What is Flexible Working?
Generally, flexible working means that employees have some say in how, where or when they work. Put simply, it s a way of working that suits an employee’s needs as well as your own. The question you need to ask is, how can flexible working, work for me?
Flexible working has the potential to have a positive impact on staff well being and, as demonstrated in previous blog posts, a happy, healthier workforce can only be good for business and productivity. By giving employees the freedom to balance their home and work lives, you are creating an environment that, yes, motivates your staff, but also fosters loyalty and commitment from your workforce. Flexibility, therefore, becomes a two-way street in which you take care of employees’ needs and they become more invested in taking care of the business. Without the restrictions of rigid work patterns, employees can support your business when you need it the most.

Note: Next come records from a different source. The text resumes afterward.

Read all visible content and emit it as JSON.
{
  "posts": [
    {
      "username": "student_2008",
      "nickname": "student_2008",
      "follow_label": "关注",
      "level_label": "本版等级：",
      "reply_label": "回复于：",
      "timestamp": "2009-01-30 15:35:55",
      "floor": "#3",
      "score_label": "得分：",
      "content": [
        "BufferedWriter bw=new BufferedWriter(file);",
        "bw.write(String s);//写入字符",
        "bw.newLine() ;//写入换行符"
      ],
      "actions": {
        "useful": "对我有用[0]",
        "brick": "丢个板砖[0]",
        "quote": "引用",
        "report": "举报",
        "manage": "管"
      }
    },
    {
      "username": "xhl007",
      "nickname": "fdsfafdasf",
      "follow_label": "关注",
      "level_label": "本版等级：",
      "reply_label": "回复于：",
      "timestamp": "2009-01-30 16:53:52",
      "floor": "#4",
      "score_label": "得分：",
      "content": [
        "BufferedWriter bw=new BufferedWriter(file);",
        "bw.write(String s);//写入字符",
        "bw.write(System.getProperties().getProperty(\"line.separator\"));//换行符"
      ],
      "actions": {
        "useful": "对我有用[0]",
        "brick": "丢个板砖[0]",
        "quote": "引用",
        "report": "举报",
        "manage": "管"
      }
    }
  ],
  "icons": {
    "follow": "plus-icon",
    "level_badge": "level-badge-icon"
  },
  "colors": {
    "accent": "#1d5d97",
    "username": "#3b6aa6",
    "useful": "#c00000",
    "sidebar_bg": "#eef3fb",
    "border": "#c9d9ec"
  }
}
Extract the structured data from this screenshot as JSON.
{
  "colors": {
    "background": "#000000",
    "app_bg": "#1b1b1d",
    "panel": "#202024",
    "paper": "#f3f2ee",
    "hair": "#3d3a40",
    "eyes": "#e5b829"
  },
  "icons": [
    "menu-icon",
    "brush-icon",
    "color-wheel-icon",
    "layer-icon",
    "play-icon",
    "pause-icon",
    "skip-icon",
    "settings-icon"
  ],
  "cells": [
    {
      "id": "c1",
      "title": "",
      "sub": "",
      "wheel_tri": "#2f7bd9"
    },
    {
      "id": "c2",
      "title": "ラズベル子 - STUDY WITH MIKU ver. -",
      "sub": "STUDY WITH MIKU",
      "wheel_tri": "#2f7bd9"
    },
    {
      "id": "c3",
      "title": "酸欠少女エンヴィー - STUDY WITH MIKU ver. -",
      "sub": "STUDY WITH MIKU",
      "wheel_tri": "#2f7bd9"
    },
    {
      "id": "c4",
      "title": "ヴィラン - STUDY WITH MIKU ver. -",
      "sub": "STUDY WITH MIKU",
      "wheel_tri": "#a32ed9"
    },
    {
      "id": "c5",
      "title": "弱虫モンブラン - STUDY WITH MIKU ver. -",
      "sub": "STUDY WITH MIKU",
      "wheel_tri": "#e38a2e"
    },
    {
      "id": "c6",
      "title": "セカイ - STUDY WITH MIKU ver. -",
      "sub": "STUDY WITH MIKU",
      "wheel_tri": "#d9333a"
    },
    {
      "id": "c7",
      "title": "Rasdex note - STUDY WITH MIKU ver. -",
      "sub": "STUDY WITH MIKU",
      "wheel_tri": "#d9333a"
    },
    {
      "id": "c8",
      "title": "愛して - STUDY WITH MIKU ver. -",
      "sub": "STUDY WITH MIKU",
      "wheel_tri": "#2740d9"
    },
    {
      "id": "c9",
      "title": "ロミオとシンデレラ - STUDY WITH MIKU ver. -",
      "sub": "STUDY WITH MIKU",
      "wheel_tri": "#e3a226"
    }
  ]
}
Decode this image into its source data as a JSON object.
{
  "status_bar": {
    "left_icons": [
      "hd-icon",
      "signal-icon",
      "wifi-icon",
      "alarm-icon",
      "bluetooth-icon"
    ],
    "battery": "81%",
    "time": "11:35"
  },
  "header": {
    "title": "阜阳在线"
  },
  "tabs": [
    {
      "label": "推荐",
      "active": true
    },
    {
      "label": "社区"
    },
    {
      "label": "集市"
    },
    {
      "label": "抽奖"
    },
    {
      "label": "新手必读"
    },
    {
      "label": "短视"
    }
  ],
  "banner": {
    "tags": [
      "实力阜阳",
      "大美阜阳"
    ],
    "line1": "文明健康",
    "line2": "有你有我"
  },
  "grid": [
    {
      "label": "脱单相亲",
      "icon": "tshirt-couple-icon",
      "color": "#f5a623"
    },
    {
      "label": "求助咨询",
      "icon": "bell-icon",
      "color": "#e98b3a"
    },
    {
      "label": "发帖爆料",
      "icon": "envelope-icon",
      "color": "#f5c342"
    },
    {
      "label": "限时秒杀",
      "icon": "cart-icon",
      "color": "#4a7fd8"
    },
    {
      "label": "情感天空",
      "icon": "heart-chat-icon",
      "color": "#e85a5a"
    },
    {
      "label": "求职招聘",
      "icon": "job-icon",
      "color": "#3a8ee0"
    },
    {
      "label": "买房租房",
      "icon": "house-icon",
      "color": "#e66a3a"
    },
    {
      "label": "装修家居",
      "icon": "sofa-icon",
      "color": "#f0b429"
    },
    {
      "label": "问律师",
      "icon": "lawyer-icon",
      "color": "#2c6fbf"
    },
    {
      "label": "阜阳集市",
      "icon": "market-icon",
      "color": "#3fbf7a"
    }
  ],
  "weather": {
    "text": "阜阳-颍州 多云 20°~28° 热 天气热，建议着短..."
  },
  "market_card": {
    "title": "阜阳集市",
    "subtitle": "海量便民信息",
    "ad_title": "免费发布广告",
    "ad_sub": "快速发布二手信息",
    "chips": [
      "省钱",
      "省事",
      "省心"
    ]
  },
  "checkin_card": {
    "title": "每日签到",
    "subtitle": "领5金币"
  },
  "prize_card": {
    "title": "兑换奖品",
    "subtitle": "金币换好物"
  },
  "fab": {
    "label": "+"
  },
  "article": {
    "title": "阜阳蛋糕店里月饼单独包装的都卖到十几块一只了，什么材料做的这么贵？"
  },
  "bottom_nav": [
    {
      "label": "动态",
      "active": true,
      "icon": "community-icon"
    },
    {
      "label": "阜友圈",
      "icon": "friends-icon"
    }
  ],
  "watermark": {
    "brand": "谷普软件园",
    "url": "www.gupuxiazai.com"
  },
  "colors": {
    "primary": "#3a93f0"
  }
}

As well as creating a more loyal work force, flexibility means that staff don’t have to take time off if a child is sick or a water pipe bursts. Instead you have created culture where staff are able and more likely to work from home. This means productivity doesn’t suffer and neither do your employees. Everyone’s a winner.
Some companies may be concerned about rising costs or falling productivity, but research almost certainly supports the idea the the benefits of flexible working are wide ranging. A recent survey by Vodaphone indicated that 83% of global companies offering flexible working improved their productivity. 58% said it had boosted their reputation.
3 out of 5 (61%) said that flexible working had a direct effect on their profit and loss statement by increasing their company’s earnings. This contradicts the idea that productivity and profits might drop if flexible working is introduced into a business.
Flexible working is becoming increasingly more common in the workplace. If you want to attract and retrain the best employees, then offering flexible working might just give your company the edge. In fact, flexible working is one of the key elements mentioned in reviews of Glass Door’s 20 Highest Rated UK Companies for Work-Life Balance.
How to Make It Work
If you are going to make flexible working work for you, you must focus on organisation and communication.
Communication needs to be clear and precise. Make sure that expectations are clear in terms of performance and productivity. It is necessary to make sure that team members know that the work is still being done even if their colleague is not necessarily in the same building. Therefore, it is vital that you establish systems, such as a shared Google Calendar that allow team members to know when and where their team are.
It is also important to ensure that all staff feel part of the team regardless of when and where they work. By embracing technology innovations such as Google Hangouts, Skype and Slack, you can include all team members in regular meetings and even the office chatter, no matter where they happen to be working on any given day.
Review and Reflect
Flexible working is only going to work for you if you regularly review the systems you have in place. Keep communication lines open. Discuss the pros and cons of flexible working with your staff. Identify any improvements in productivity as well as well being of staff. Look for opportunities to reward success. Your review periods might also be a good time to address any issues or causes for concern in order to keep flexible working, working for you and your business.
Overall flexible working provides many great opportunities for your business and your staff. As technology develops you are in a great position to be a modern employer embracing cutting edge systems and working practices that attract and retain the most talented employees.